        1. Beef jerky
          Habanero peppers
          Sliced mushroms, (Costco...grrrrrrr)
          Herbs, (mostly cilantro, parsley and bay leaves)

          1. In addition to tomatoes, herbs and veggies for soups, its great for kale chips and beef jerky.

            This is the jerky recipe I use:

            1/4 cup soy sauce
            2T worcestershire sauce
            2T liquid smoke
            2-3T brown sugar
            1-2t. ground black pepper (or more!)
            1t unseasoned meat tenderizer
            1t garlic powder (not garlic salt)
            1t onion powder
            1t paprika

            mix together and pour over meat, marinade at least 8 hours (overnight works great.)

            The time in the dehydrator depends on how thick you cut the meat. I start checking it at 5 hours and pull the pieces out as they are ready but your dehydrator might be hotter/ cooler so keep an eye on it until you get the times you like down.

            4 Replies
            1. re: weezieduzzit

              Sorry to dense, but how much meat? How do you slice it?

                1. re: jacquelyncoffey

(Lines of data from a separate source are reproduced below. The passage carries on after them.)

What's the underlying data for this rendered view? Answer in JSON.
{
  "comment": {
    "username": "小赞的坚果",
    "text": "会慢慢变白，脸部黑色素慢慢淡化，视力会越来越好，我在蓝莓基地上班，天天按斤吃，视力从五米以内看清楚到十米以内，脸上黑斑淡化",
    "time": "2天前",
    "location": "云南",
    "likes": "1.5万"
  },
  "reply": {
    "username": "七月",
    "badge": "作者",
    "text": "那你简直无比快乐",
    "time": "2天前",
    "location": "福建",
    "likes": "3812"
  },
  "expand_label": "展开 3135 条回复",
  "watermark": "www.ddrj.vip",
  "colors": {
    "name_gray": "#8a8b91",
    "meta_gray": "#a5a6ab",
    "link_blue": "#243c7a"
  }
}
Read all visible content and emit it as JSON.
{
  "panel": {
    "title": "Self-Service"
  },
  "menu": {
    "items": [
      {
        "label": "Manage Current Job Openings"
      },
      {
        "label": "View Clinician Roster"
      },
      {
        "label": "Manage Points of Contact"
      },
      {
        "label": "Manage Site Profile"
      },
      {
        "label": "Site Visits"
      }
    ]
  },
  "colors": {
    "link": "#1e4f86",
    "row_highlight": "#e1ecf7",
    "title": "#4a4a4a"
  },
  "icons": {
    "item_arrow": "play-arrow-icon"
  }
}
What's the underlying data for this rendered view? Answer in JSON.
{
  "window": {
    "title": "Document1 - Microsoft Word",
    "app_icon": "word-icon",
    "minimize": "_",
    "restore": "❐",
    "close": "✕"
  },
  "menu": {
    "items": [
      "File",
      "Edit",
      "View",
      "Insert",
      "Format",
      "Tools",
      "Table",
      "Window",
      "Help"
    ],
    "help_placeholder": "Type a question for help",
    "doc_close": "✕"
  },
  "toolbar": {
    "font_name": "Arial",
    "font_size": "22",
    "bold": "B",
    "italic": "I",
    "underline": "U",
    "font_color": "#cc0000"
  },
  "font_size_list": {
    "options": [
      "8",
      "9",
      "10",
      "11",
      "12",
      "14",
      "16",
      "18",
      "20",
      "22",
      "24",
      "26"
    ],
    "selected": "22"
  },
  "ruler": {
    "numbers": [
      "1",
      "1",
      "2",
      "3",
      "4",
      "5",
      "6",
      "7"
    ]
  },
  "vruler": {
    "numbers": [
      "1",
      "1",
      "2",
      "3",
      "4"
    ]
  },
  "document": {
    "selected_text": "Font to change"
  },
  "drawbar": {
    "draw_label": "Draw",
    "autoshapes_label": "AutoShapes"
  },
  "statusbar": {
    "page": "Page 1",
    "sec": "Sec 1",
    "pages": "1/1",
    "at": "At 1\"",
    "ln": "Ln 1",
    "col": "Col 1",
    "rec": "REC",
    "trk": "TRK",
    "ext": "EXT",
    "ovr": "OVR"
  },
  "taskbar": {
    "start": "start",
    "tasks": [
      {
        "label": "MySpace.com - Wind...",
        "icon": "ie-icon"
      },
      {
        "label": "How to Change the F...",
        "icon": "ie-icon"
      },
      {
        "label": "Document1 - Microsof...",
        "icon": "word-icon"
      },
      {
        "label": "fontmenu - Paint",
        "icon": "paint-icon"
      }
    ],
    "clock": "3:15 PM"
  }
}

                  Honestly, I don't know how much meat. If whatever I've bought doesn't look like it has enough marinade I make more marinade. I've used any big hunk of meat that's on sale from london broil to roasts. I marinate at least overnight so I've never had any cut of meat not be tender.

                  I slice it with a meat slicer but if you don't have one, you can partially freeze it and slice- carefully- with a large serrated knife. Thickness is a preference thing keeping in mind it gets thinner as it dehydrates and thicker slices take longer to dehydrate. Slice with the grain so it doesn't fall apart.

                  1. re: weezieduzzit

                    Ask the butcher to do it, just tell them the thickness and you'll get your London Broil back all nicely sliced...